_Work task_
The pictures are to be omitted when the entries are reproduced exactly.

:: Data shown ::

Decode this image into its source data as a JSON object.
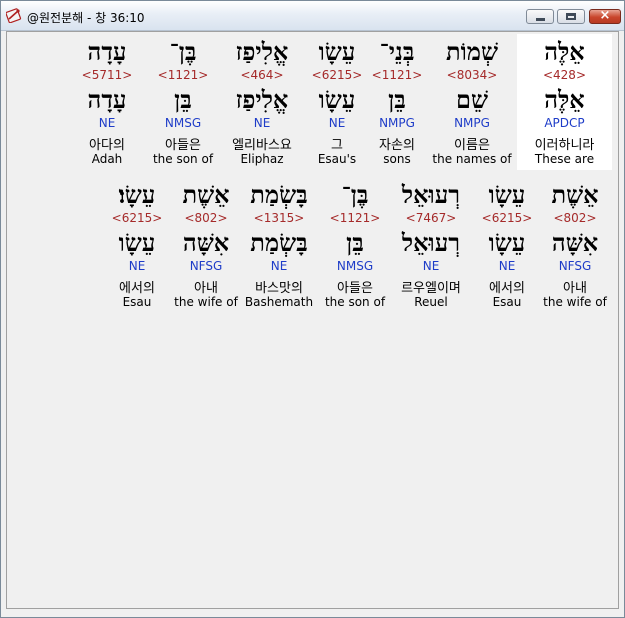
{
  "window": {
    "title": "@원전분해 - 창 36:10",
    "app_icon": "bible-app-icon",
    "buttons": {
      "minimize": "minimize",
      "maximize": "maximize",
      "close": "×"
    }
  },
  "colors": {
    "strong_number": "#a52a2a",
    "parsing_code": "#1e3cc8",
    "hebrew": "#000000",
    "selected_background": "#ffffff"
  },
  "rows": [
    {
      "words": [
        {
          "heb1": "אֵלֶּה",
          "strong": "<428>",
          "heb2": "אֵלֶּה",
          "parse": "APDCP",
          "kor": "이러하니라",
          "eng": "These are"
        },
        {
          "heb1": "שְׁמוֹת",
          "strong": "<8034>",
          "heb2": "שֵׁם",
          "parse": "NMPG",
          "kor": "이름은",
          "eng": "the names of"
        },
        {
          "heb1": "בְּנֵי־",
          "strong": "<1121>",
          "heb2": "בֵּן",
          "parse": "NMPG",
          "kor": "자손의",
          "eng": "sons"
        },
        {
          "heb1": "עֵשָׂו",
          "strong": "<6215>",
          "heb2": "עֵשָׂו",
          "parse": "NE",
          "kor": "그",
          "eng": "Esau's"
        },
        {
          "heb1": "אֱלִיפַז",
          "strong": "<464>",
          "heb2": "אֱלִיפַז",
          "parse": "NE",
          "kor": "엘리바스요",
          "eng": "Eliphaz"
        },
        {
          "heb1": "בֶּן־",
          "strong": "<1121>",
          "heb2": "בֵּן",
          "parse": "NMSG",
          "kor": "아들은",
          "eng": "the son of"
        },
        {
          "heb1": "עָדָה",
          "strong": "<5711>",
          "heb2": "עָדָה",
          "parse": "NE",
          "kor": "아다의",
          "eng": "Adah"
        }
      ]
    },
    {
      "words": [
        {
          "heb1": "אֵשֶׁת",
          "strong": "<802>",
          "heb2": "אִשָּׁה",
          "parse": "NFSG",
          "kor": "아내",
          "eng": "the wife of"
        },
        {
          "heb1": "עֵשָׂו",
          "strong": "<6215>",
          "heb2": "עֵשָׂו",
          "parse": "NE",
          "kor": "에서의",
          "eng": "Esau"
        },
        {
          "heb1": "רְעוּאֵל",
          "strong": "<7467>",
          "heb2": "רְעוּאֵל",
          "parse": "NE",
          "kor": "르우엘이며",
          "eng": "Reuel"
        },
        {
          "heb1": "בֶּן־",
          "strong": "<1121>",
          "heb2": "בֵּן",
          "parse": "NMSG",
          "kor": "아들은",
          "eng": "the son of"
        },
        {
          "heb1": "בָּשְׂמַת",
          "strong": "<1315>",
          "heb2": "בָּשְׂמַת",
          "parse": "NE",
          "kor": "바스맛의",
          "eng": "Bashemath"
        },
        {
          "heb1": "אֵשֶׁת",
          "strong": "<802>",
          "heb2": "אִשָּׁה",
          "parse": "NFSG",
          "kor": "아내",
          "eng": "the wife of"
        },
        {
          "heb1": "עֵשָׂו׃",
          "strong": "<6215>",
          "heb2": "עֵשָׂו",
          "parse": "NE",
          "kor": "에서의",
          "eng": "Esau"
        }
      ]
    }
  ]
}
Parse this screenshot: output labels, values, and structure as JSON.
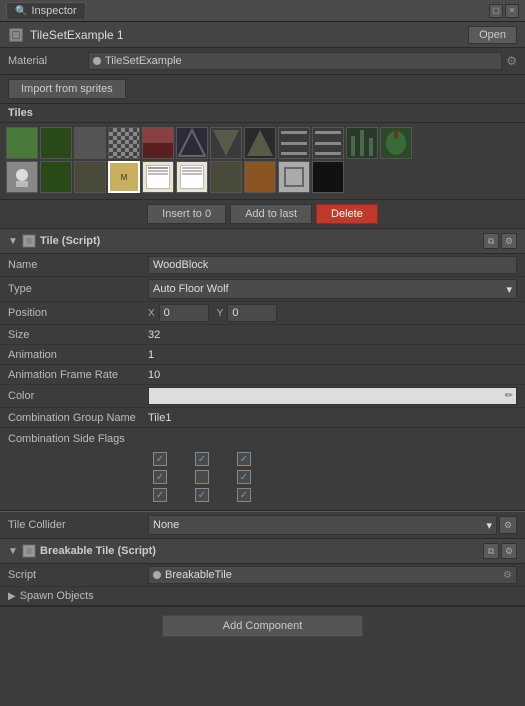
{
  "titleBar": {
    "tabLabel": "Inspector",
    "winBtns": [
      "▢",
      "✕"
    ]
  },
  "objectHeader": {
    "name": "TileSetExample 1",
    "openBtn": "Open"
  },
  "material": {
    "label": "Material",
    "value": "TileSetExample",
    "settingsIcon": "⚙"
  },
  "importBtn": "Import from sprites",
  "tilesHeader": "Tiles",
  "tileActions": {
    "insertTo0": "Insert to 0",
    "addToLast": "Add to last",
    "delete": "Delete"
  },
  "tileScript": {
    "componentTitle": "Tile (Script)",
    "copyIcon": "⧉",
    "settingsIcon": "⚙",
    "fields": {
      "name": {
        "label": "Name",
        "value": "WoodBlock"
      },
      "type": {
        "label": "Type",
        "value": "Auto Floor Wolf"
      },
      "positionX": {
        "label": "X",
        "value": "0"
      },
      "positionY": {
        "label": "Y",
        "value": "0"
      },
      "size": {
        "label": "Size",
        "value": "32"
      },
      "animation": {
        "label": "Animation",
        "value": "1"
      },
      "animationFrameRate": {
        "label": "Animation Frame Rate",
        "value": "10"
      },
      "color": {
        "label": "Color",
        "value": ""
      },
      "combinationGroupName": {
        "label": "Combination Group Name",
        "value": "Tile1"
      },
      "combinationSideFlags": {
        "label": "Combination Side Flags",
        "value": ""
      }
    },
    "checkboxRows": [
      [
        true,
        true,
        true
      ],
      [
        true,
        false,
        true
      ],
      [
        true,
        true,
        true
      ]
    ]
  },
  "tileCollider": {
    "label": "Tile Collider",
    "value": "None",
    "dropdownArrow": "▾",
    "settingsIcon": "⚙"
  },
  "breakableTile": {
    "componentTitle": "Breakable Tile (Script)",
    "copyIcon": "⧉",
    "settingsIcon": "⚙",
    "scriptLabel": "Script",
    "scriptValue": "BreakableTile",
    "scriptDot": "●",
    "spawnLabel": "Spawn Objects",
    "spawnArrow": "▶"
  },
  "addComponent": {
    "label": "Add Component"
  }
}
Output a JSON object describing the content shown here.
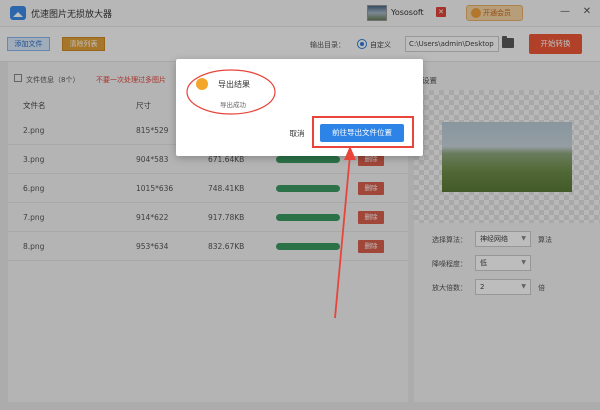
{
  "window": {
    "title": "优速图片无损放大器",
    "username": "Yososoft",
    "member_label": "开通会员",
    "minimize": "—",
    "close": "✕"
  },
  "toolbar": {
    "add_files": "添加文件",
    "clear_list": "清除列表",
    "output_dir_label": "输出目录：",
    "custom_label": "自定义",
    "output_path": "C:\\Users\\admin\\Desktop",
    "start_label": "开始转换"
  },
  "file_panel": {
    "info_text": "文件信息（8个）",
    "warn_text": "不要一次处理过多图片",
    "columns": {
      "name": "文件名",
      "size": "尺寸"
    },
    "delete_label": "删除",
    "files": [
      {
        "name": "2.png",
        "dimensions": "815*529",
        "filesize": "",
        "progress": 1.0
      },
      {
        "name": "3.png",
        "dimensions": "904*583",
        "filesize": "671.64KB",
        "progress": 1.0
      },
      {
        "name": "6.png",
        "dimensions": "1015*636",
        "filesize": "748.41KB",
        "progress": 1.0
      },
      {
        "name": "7.png",
        "dimensions": "914*622",
        "filesize": "917.78KB",
        "progress": 1.0
      },
      {
        "name": "8.png",
        "dimensions": "953*634",
        "filesize": "832.67KB",
        "progress": 1.0
      }
    ]
  },
  "settings": {
    "header": "设置",
    "algorithm_label": "选择算法：",
    "algorithm_value": "神经网络",
    "algorithm_suffix": "算法",
    "noise_label": "降噪程度：",
    "noise_value": "低",
    "scale_label": "放大倍数：",
    "scale_value": "2",
    "scale_suffix": "倍"
  },
  "dialog": {
    "title": "导出结果",
    "message": "导出成功",
    "cancel_label": "取消",
    "goto_label": "前往导出文件位置"
  },
  "colors": {
    "accent_blue": "#2e84e6",
    "start_button": "#ee5737",
    "progress_green": "#3c9a62",
    "delete_red": "#d9614d",
    "annotation_red": "#e8443a"
  }
}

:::

_Written response_
Decode this image into its source data as a JSON object.
{
  "window": {
    "title": "@원전분해 - 창 36:10",
    "app_icon": "bible-app-icon",
    "buttons": {
      "minimize": "minimize",
      "maximize": "maximize",
      "close": "×"
    }
  },
  "colors": {
    "strong_number": "#a52a2a",
    "parsing_code": "#1e3cc8",
    "hebrew": "#000000",
    "selected_background": "#ffffff"
  },
  "rows": [
    {
      "words": [
        {
          "heb1": "אֵלֶּה",
          "strong": "<428>",
          "heb2": "אֵלֶּה",
          "parse": "APDCP",
          "kor": "이러하니라",
          "eng": "These are"
        },
        {
          "heb1": "שְׁמוֹת",
          "strong": "<8034>",
          "heb2": "שֵׁם",
          "parse": "NMPG",
          "kor": "이름은",
          "eng": "the names of"
        },
        {
          "heb1": "בְּנֵי־",
          "strong": "<1121>",
          "heb2": "בֵּן",
          "parse": "NMPG",
          "kor": "자손의",
          "eng": "sons"
        },
        {
          "heb1": "עֵשָׂו",
          "strong": "<6215>",
          "heb2": "עֵשָׂו",
          "parse": "NE",
          "kor": "그",
          "eng": "Esau's"
        },
        {
          "heb1": "אֱלִיפַז",
          "strong": "<464>",
          "heb2": "אֱלִיפַז",
          "parse": "NE",
          "kor": "엘리바스요",
          "eng": "Eliphaz"
        },
        {
          "heb1": "בֶּן־",
          "strong": "<1121>",
          "heb2": "בֵּן",
          "parse": "NMSG",
          "kor": "아들은",
          "eng": "the son of"
        },
        {
          "heb1": "עָדָה",
          "strong": "<5711>",
          "heb2": "עָדָה",
          "parse": "NE",
          "kor": "아다의",
          "eng": "Adah"
        }
      ]
    },
    {
      "words": [
        {
          "heb1": "אֵשֶׁת",
          "strong": "<802>",
          "heb2": "אִשָּׁה",
          "parse": "NFSG",
          "kor": "아내",
          "eng": "the wife of"
        },
        {
          "heb1": "עֵשָׂו",
          "strong": "<6215>",
          "heb2": "עֵשָׂו",
          "parse": "NE",
          "kor": "에서의",
          "eng": "Esau"
        },
        {
          "heb1": "רְעוּאֵל",
          "strong": "<7467>",
          "heb2": "רְעוּאֵל",
          "parse": "NE",
          "kor": "르우엘이며",
          "eng": "Reuel"
        },
        {
          "heb1": "בֶּן־",
          "strong": "<1121>",
          "heb2": "בֵּן",
          "parse": "NMSG",
          "kor": "아들은",
          "eng": "the son of"
        },
        {
          "heb1": "בָּשְׂמַת",
          "strong": "<1315>",
          "heb2": "בָּשְׂמַת",
          "parse": "NE",
          "kor": "바스맛의",
          "eng": "Bashemath"
        },
        {
          "heb1": "אֵשֶׁת",
          "strong": "<802>",
          "heb2": "אִשָּׁה",
          "parse": "NFSG",
          "kor": "아내",
          "eng": "the wife of"
        },
        {
          "heb1": "עֵשָׂו׃",
          "strong": "<6215>",
          "heb2": "עֵשָׂו",
          "parse": "NE",
          "kor": "에서의",
          "eng": "Esau"
        }
      ]
    }
  ]
}
Parse this screenshot: output labels, values, and structure as JSON.
{
  "titleBar": {
    "tabLabel": "Inspector",
    "winBtns": [
      "▢",
      "✕"
    ]
  },
  "objectHeader": {
    "name": "TileSetExample 1",
    "openBtn": "Open"
  },
  "material": {
    "label": "Material",
    "value": "TileSetExample",
    "settingsIcon": "⚙"
  },
  "importBtn": "Import from sprites",
  "tilesHeader": "Tiles",
  "tileActions": {
    "insertTo0": "Insert to 0",
    "addToLast": "Add to last",
    "delete": "Delete"
  },
  "tileScript": {
    "componentTitle": "Tile (Script)",
    "copyIcon": "⧉",
    "settingsIcon": "⚙",
    "fields": {
      "name": {
        "label": "Name",
        "value": "WoodBlock"
      },
      "type": {
        "label": "Type",
        "value": "Auto Floor Wolf"
      },
      "positionX": {
        "label": "X",
        "value": "0"
      },
      "positionY": {
        "label": "Y",
        "value": "0"
      },
      "size": {
        "label": "Size",
        "value": "32"
      },
      "animation": {
        "label": "Animation",
        "value": "1"
      },
      "animationFrameRate": {
        "label": "Animation Frame Rate",
        "value": "10"
      },
      "color": {
        "label": "Color",
        "value": ""
      },
      "combinationGroupName": {
        "label": "Combination Group Name",
        "value": "Tile1"
      },
      "combinationSideFlags": {
        "label": "Combination Side Flags",
        "value": ""
      }
    },
    "checkboxRows": [
      [
        true,
        true,
        true
      ],
      [
        true,
        false,
        true
      ],
      [
        true,
        true,
        true
      ]
    ]
  },
  "tileCollider": {
    "label": "Tile Collider",
    "value": "None",
    "dropdownArrow": "▾",
    "settingsIcon": "⚙"
  },
  "breakableTile": {
    "componentTitle": "Breakable Tile (Script)",
    "copyIcon": "⧉",
    "settingsIcon": "⚙",
    "scriptLabel": "Script",
    "scriptValue": "BreakableTile",
    "scriptDot": "●",
    "spawnLabel": "Spawn Objects",
    "spawnArrow": "▶"
  },
  "addComponent": {
    "label": "Add Component"
  }
}
Output a JSON object describing the content shown here.
{
  "window": {
    "title": "优速图片无损放大器",
    "username": "Yososoft",
    "member_label": "开通会员",
    "minimize": "—",
    "close": "✕"
  },
  "toolbar": {
    "add_files": "添加文件",
    "clear_list": "清除列表",
    "output_dir_label": "输出目录：",
    "custom_label": "自定义",
    "output_path": "C:\\Users\\admin\\Desktop",
    "start_label": "开始转换"
  },
  "file_panel": {
    "info_text": "文件信息（8个）",
    "warn_text": "不要一次处理过多图片",
    "columns": {
      "name": "文件名",
      "size": "尺寸"
    },
    "delete_label": "删除",
    "files": [
      {
        "name": "2.png",
        "dimensions": "815*529",
        "filesize": "",
        "progress": 1.0
      },
      {
        "name": "3.png",
        "dimensions": "904*583",
        "filesize": "671.64KB",
        "progress": 1.0
      },
      {
        "name": "6.png",
        "dimensions": "1015*636",
        "filesize": "748.41KB",
        "progress": 1.0
      },
      {
        "name": "7.png",
        "dimensions": "914*622",
        "filesize": "917.78KB",
        "progress": 1.0
      },
      {
        "name": "8.png",
        "dimensions": "953*634",
        "filesize": "832.67KB",
        "progress": 1.0
      }
    ]
  },
  "settings": {
    "header": "设置",
    "algorithm_label": "选择算法：",
    "algorithm_value": "神经网络",
    "algorithm_suffix": "算法",
    "noise_label": "降噪程度：",
    "noise_value": "低",
    "scale_label": "放大倍数：",
    "scale_value": "2",
    "scale_suffix": "倍"
  },
  "dialog": {
    "title": "导出结果",
    "message": "导出成功",
    "cancel_label": "取消",
    "goto_label": "前往导出文件位置"
  },
  "colors": {
    "accent_blue": "#2e84e6",
    "start_button": "#ee5737",
    "progress_green": "#3c9a62",
    "delete_red": "#d9614d",
    "annotation_red": "#e8443a"
  }
}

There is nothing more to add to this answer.